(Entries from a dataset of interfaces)
____
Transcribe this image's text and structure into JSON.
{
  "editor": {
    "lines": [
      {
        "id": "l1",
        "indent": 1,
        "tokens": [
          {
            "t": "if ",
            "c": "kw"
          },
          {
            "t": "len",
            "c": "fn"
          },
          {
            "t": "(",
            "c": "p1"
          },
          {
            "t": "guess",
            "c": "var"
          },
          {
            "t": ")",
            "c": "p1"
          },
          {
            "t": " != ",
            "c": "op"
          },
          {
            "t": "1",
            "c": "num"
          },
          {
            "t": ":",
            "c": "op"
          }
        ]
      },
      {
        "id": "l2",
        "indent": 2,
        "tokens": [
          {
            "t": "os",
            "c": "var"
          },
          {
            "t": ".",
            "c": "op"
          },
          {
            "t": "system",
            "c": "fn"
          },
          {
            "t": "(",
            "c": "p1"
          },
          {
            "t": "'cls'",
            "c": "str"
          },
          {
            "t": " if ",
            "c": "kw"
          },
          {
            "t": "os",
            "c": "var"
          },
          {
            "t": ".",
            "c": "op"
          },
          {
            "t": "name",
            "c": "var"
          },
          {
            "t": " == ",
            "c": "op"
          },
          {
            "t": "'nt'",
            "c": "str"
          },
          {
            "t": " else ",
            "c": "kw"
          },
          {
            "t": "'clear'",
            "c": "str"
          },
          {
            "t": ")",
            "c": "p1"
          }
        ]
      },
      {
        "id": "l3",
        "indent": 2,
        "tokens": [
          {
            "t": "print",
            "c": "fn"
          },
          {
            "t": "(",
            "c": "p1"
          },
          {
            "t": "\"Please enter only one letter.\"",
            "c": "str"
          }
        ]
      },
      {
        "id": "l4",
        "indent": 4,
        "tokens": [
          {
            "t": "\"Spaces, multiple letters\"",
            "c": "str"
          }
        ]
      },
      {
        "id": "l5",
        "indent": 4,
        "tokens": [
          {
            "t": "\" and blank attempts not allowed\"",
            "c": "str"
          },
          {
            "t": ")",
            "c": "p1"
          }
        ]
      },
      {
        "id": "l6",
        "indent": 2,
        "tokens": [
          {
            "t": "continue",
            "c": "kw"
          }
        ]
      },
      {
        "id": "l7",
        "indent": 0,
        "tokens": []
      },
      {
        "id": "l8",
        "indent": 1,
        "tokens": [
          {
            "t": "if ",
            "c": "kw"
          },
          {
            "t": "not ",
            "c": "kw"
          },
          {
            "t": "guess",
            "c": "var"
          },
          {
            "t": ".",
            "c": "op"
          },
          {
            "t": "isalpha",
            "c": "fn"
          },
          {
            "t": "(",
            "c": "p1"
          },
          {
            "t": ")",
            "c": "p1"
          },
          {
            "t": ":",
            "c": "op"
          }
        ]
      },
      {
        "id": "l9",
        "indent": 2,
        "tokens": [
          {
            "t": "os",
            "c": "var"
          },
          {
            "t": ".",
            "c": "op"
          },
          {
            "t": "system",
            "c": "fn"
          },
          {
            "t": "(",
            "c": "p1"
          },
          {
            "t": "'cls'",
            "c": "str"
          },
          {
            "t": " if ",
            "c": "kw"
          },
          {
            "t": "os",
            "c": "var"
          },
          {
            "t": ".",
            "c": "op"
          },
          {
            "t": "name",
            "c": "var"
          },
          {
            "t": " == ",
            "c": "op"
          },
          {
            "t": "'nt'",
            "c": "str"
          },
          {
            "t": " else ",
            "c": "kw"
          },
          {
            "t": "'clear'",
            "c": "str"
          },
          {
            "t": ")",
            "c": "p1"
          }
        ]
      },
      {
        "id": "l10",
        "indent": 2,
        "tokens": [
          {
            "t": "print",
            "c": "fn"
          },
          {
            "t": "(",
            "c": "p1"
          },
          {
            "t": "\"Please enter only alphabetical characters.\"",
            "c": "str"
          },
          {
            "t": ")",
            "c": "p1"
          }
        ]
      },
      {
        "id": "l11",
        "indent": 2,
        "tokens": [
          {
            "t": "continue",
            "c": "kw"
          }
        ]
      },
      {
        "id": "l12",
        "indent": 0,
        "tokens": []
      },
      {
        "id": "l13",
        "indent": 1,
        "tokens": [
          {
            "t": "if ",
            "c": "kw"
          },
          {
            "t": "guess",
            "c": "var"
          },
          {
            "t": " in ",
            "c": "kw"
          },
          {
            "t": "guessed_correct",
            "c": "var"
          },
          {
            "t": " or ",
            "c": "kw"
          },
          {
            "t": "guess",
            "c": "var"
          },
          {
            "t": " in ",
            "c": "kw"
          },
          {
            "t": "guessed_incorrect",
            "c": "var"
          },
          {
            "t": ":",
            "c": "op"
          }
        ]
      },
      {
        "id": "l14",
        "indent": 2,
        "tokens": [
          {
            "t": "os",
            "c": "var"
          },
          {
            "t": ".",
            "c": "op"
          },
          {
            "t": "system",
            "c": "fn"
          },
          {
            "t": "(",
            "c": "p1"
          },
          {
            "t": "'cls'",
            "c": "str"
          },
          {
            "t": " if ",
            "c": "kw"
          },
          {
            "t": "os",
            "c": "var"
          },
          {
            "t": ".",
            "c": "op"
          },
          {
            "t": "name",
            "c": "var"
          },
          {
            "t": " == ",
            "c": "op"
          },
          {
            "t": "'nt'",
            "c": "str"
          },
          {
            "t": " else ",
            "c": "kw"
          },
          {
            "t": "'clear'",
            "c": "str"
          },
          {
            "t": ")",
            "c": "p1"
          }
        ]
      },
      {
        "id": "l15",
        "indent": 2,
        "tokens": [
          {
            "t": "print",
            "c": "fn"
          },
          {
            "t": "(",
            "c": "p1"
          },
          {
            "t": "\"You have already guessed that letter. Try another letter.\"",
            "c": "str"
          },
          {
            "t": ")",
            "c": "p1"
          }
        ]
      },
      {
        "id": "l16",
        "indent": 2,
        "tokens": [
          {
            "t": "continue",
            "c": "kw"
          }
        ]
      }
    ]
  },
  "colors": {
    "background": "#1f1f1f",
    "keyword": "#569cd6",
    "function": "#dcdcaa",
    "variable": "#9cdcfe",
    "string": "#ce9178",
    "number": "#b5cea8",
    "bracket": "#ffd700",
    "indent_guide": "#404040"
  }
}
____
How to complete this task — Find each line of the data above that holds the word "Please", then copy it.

Problem solution —
            "t": "\"Please enter only one letter.\"",
            "t": "\"Please enter only alphabetical characters.\"",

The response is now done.